Threads relocates to Community United Methodist Church
Threads staff receive tenant paperwork from the Community United Methodist Church. From left to right are: Rick Trembeth, Kay Gough, Jamie Wenzel, Kim Rose, Ellette Day, Katie Gates and Debbie Petek.
Bigfork Eagle | September 9, 2020 2:15 AM
Not every child comes to school with the supplies they need. Some want for paper and pens; while others could use a new outfit or additional personal hygiene supplies. Threads is there to fill those gaps. Qualifying students can “shop” at the local nonprofit for the clothing, supplies and snacks they need. And as of last week, they have more space to do so thanks to Threads’ new home in the Community United Methodist Church.
Threads had been housed at the Bigfork Community Center for years, but founder Kim Rose said due to impending changes to that building, existing tenants were asked to relocate by Sept. 30.
“I cannot thank them enough for how they supported Threads,” Rose said of the center.
When it came time to find a new home, she reached out to the Methodist Church and was able to reach an agreement to rent their upstairs space for a nominal fee. “It’s bigger — it’s much, much lighter and brighter. We have a great area for our kitchen, snack area,” she noted.
In addition to being larger and more suited for shopping, the new location also includes a casual seating area where kids can hang out and have a snack or play a game.
“We’ve found after three years now it’s not just the clothing, it's the relationships that make a difference,” Rose said.
It was important to Rose to find a spot that was within walking distance to Bigfork Schools since Threads operates in tandem with the school calendar. They’re open every Thursday from 8:30 a.m. to 3 p.m. and typically a staff member, teacher or counselor will bring a group of students over to shop during the school day. Students can also shop by appointment.

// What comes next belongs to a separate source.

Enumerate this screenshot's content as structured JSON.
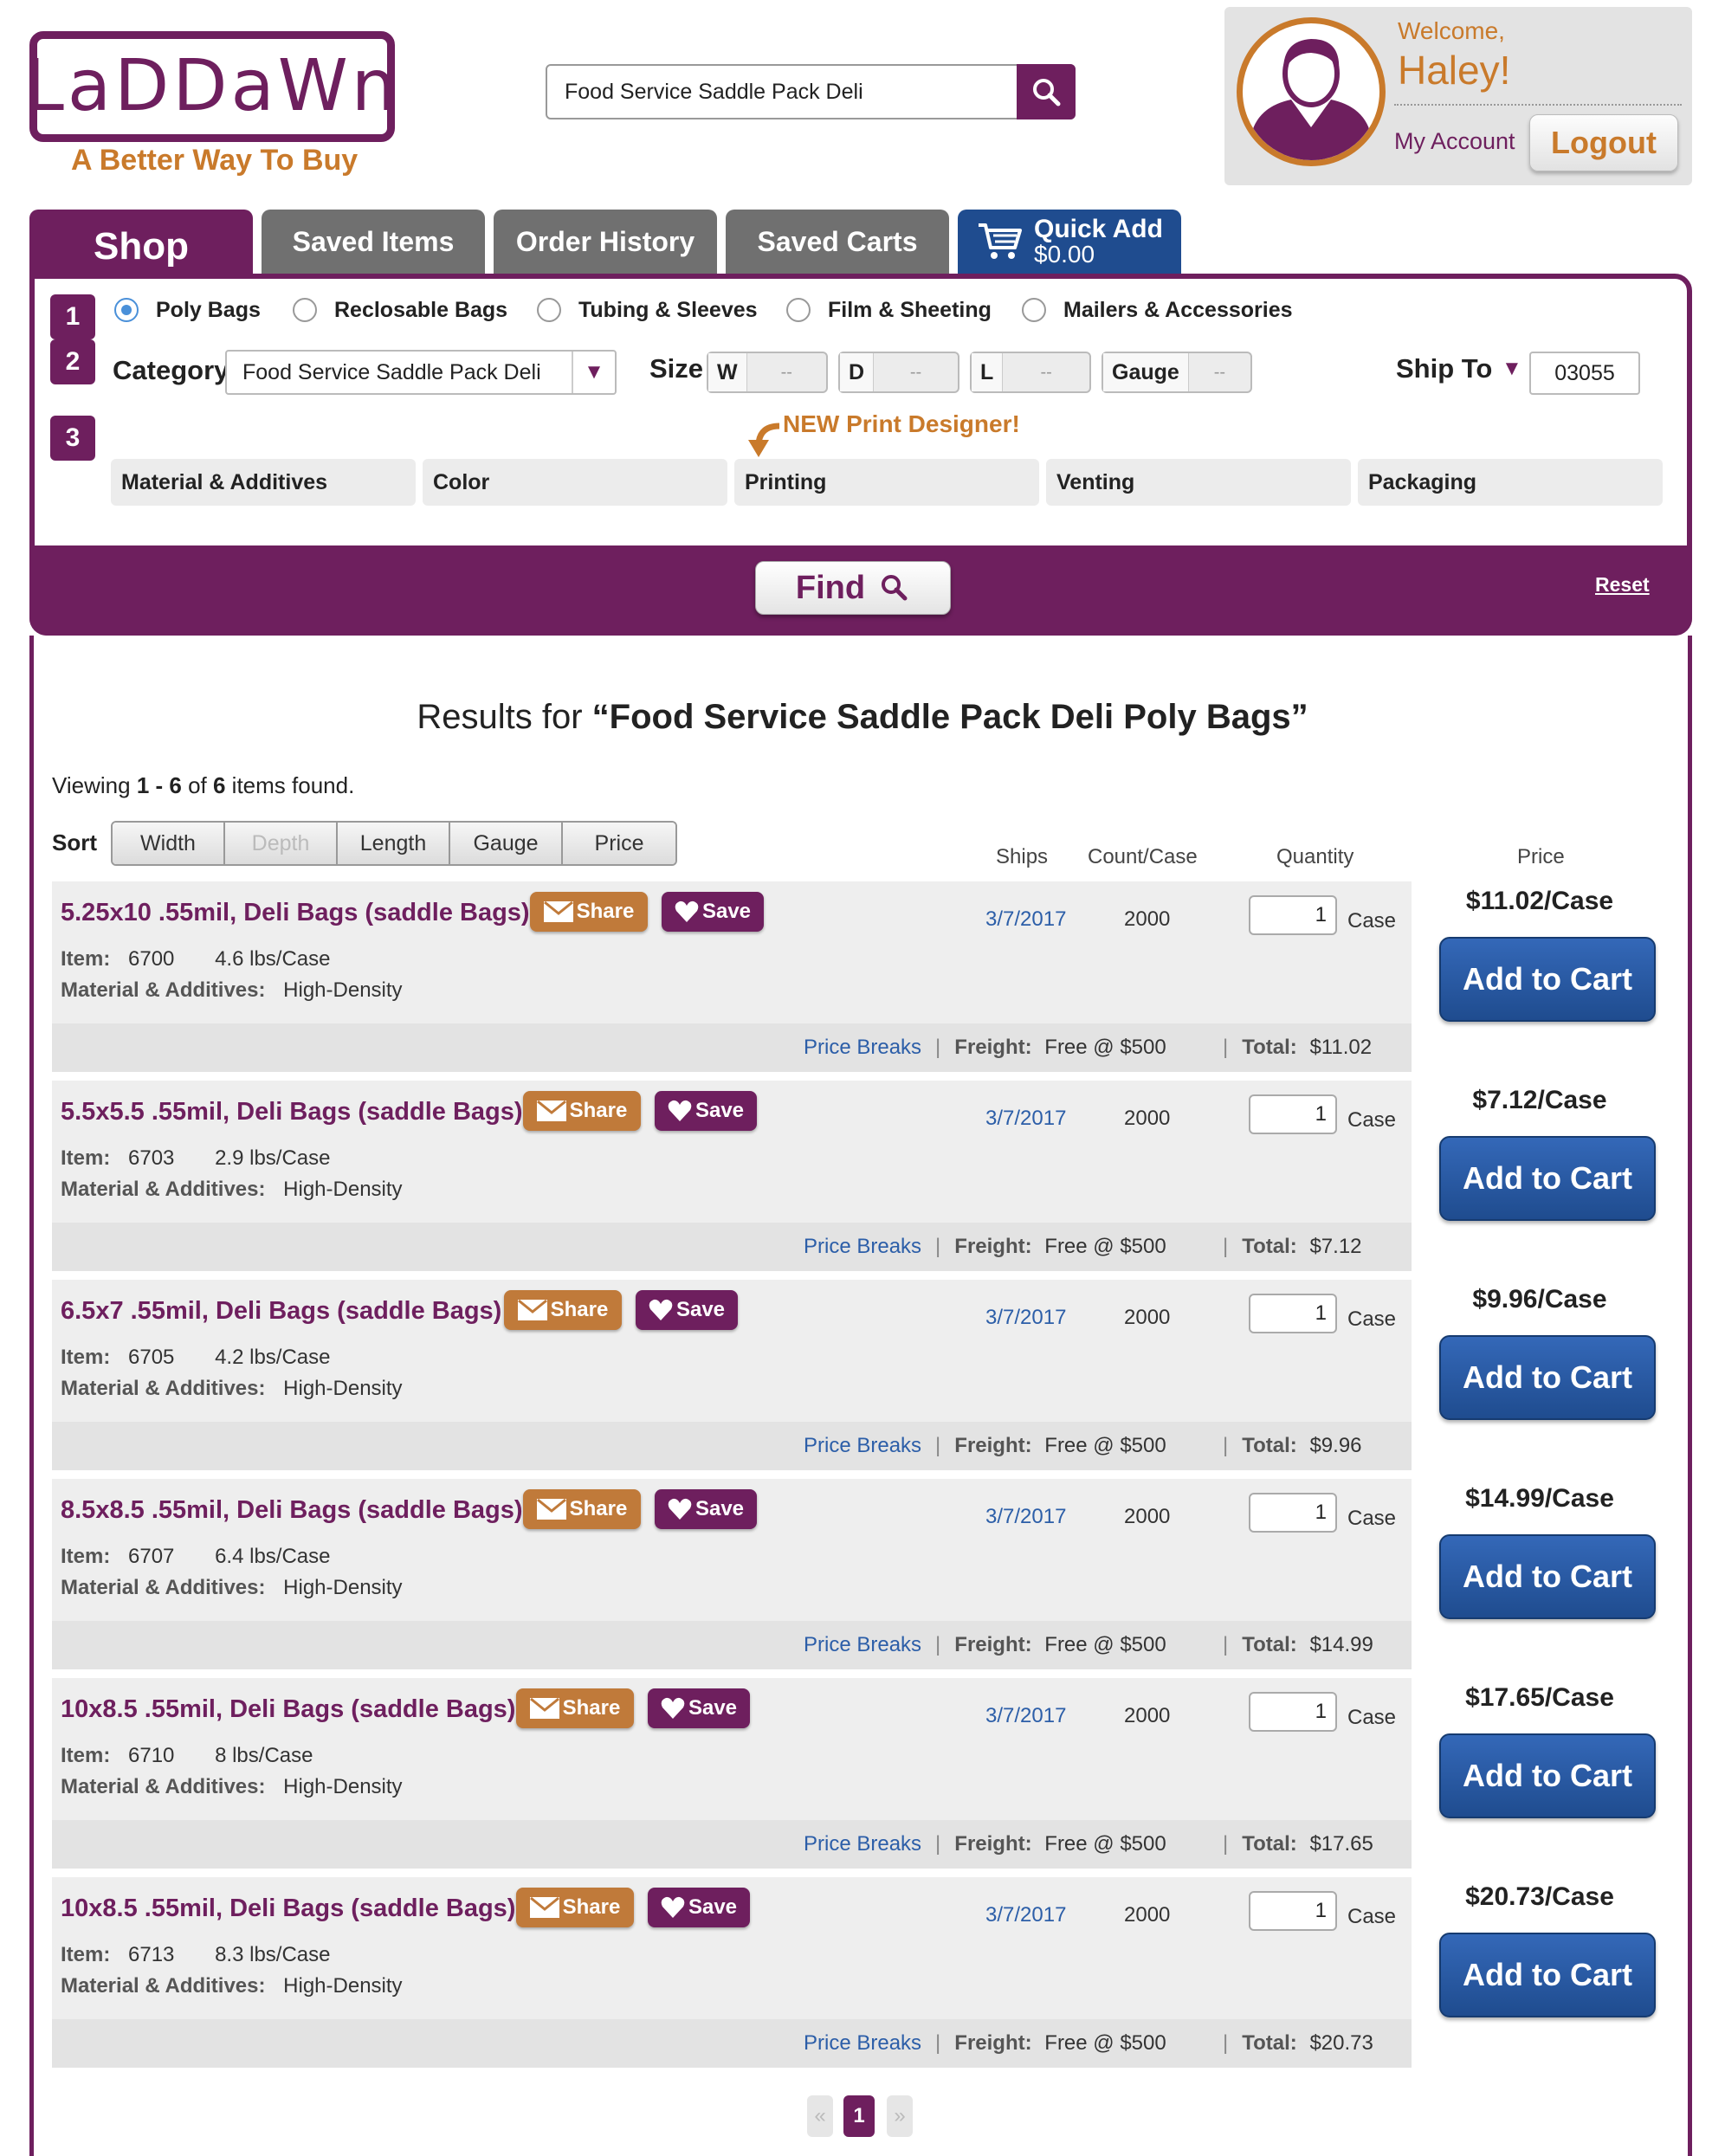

“At the end of the year last year, we were seeing 50 kids a week right here in Bigfork,” Rose said. “We are an organization that provides these things to any student in need. Any student can come shop at Threads, and we ask the students that can to donate to us.”

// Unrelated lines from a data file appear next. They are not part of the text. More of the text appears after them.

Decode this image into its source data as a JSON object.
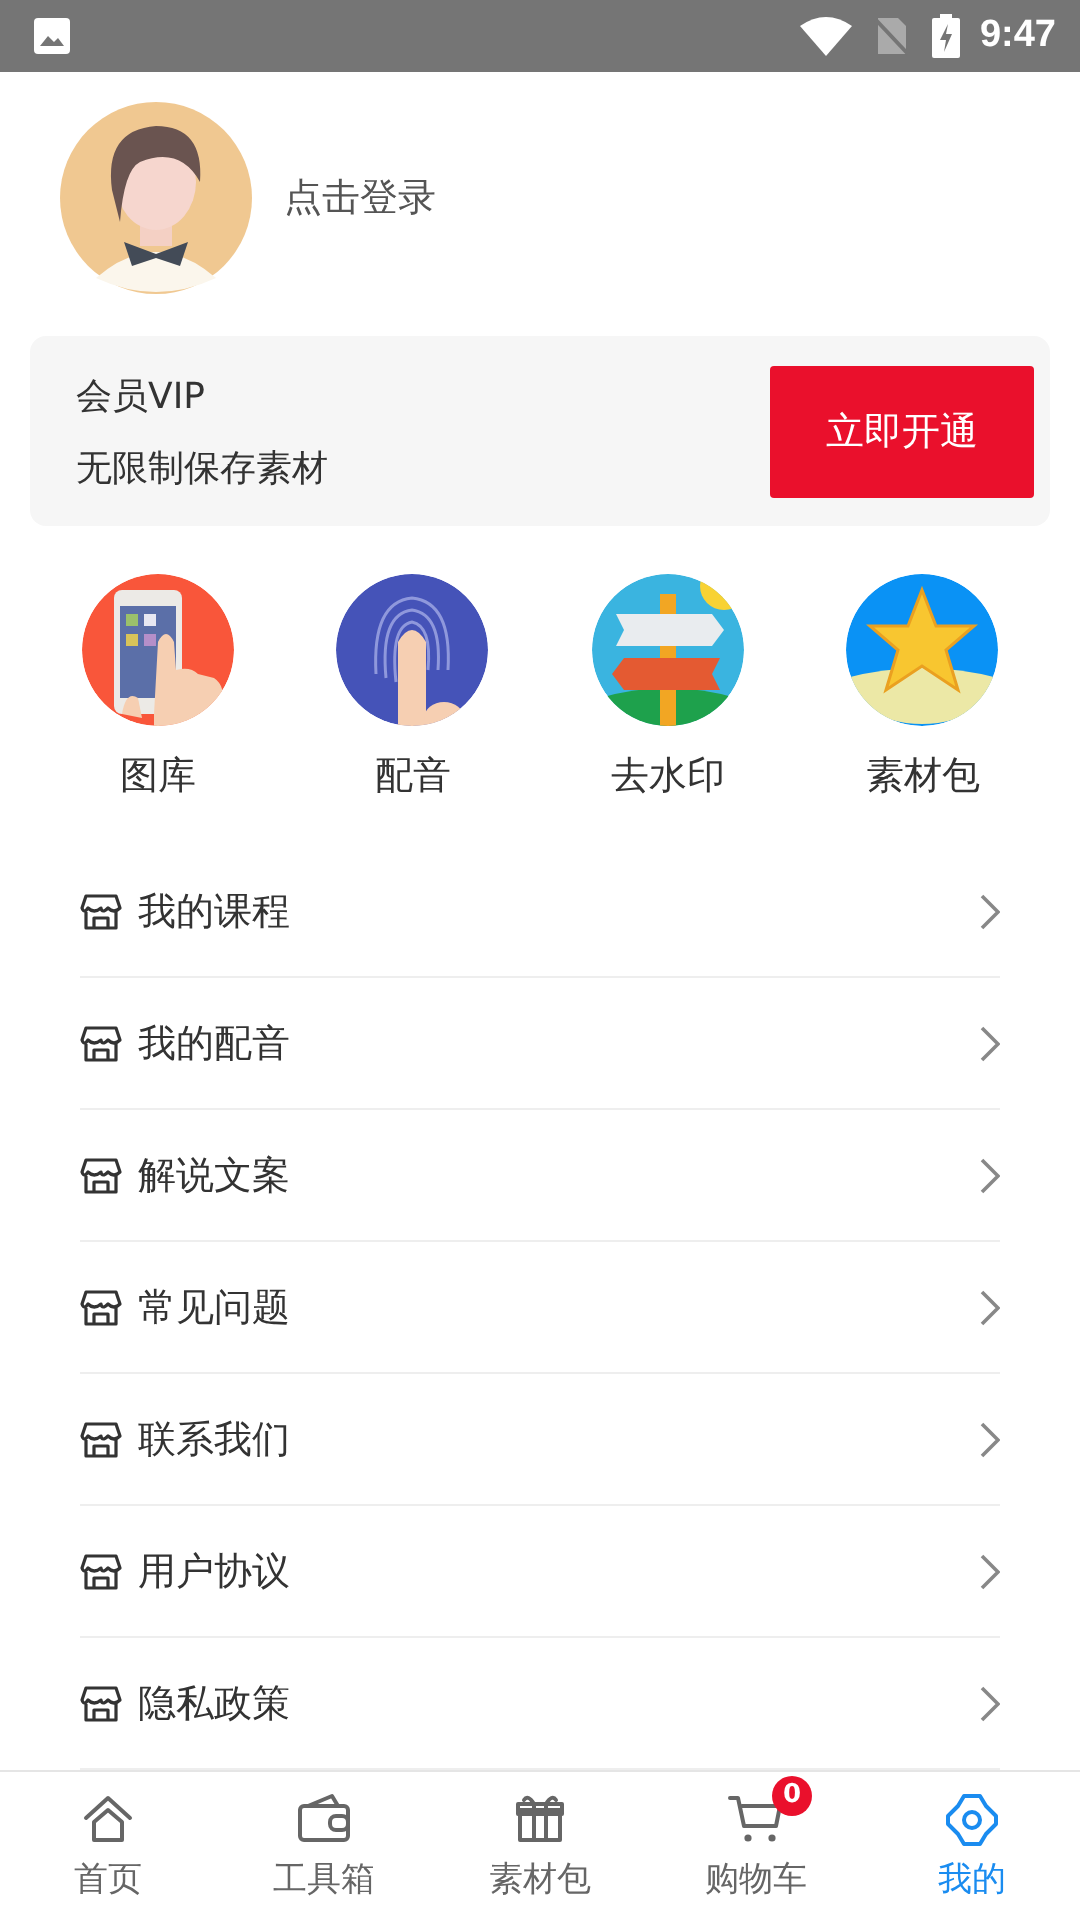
{
  "status_bar": {
    "time": "9:47"
  },
  "profile": {
    "login_label": "点击登录"
  },
  "vip_card": {
    "title": "会员VIP",
    "subtitle": "无限制保存素材",
    "button": "立即开通"
  },
  "shortcuts": [
    {
      "kind": "gallery",
      "label": "图库"
    },
    {
      "kind": "dubbing",
      "label": "配音"
    },
    {
      "kind": "watermark",
      "label": "去水印"
    },
    {
      "kind": "materials",
      "label": "素材包"
    }
  ],
  "menu": [
    "我的课程",
    "我的配音",
    "解说文案",
    "常见问题",
    "联系我们",
    "用户协议",
    "隐私政策"
  ],
  "bottom_nav": [
    {
      "kind": "home",
      "label": "首页",
      "selected": false
    },
    {
      "kind": "toolbox",
      "label": "工具箱",
      "selected": false
    },
    {
      "kind": "gift",
      "label": "素材包",
      "selected": false
    },
    {
      "kind": "cart",
      "label": "购物车",
      "selected": false,
      "badge": "0"
    },
    {
      "kind": "settings",
      "label": "我的",
      "selected": true
    }
  ]
}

Rose founded Threads in partnership with the Bigfork Ladies Service Club, an organization of which she is also the president. She pitched the idea to her fellow club members after being inspired while volunteering for the Bigfork Food Bank. For years, Rose had assisted with the evening food distributions, held twice each month on Tuesdays. In that time, she’d gotten to know one little girl in particular and one evening, the girl told Rose that it was her birthday. Rose wanted to buy a coat for her, but doing something special for a client wasn’t permitted if you couldn't do the same for everyone else.
“I went home that night and thought, ‘How can I do this?’” she recalled.
And the next morning, the idea for Threads was born. The Bigfork Ladies Service Club provided the $500 in seed money to get the project off the ground and has helped run Threads as an on-going service project.
“I have an amazing, amazing group of ladies that back up every decision and make it work. I’m really thankful to them,” Rose said. ““We’re very excited for the future of Threads.”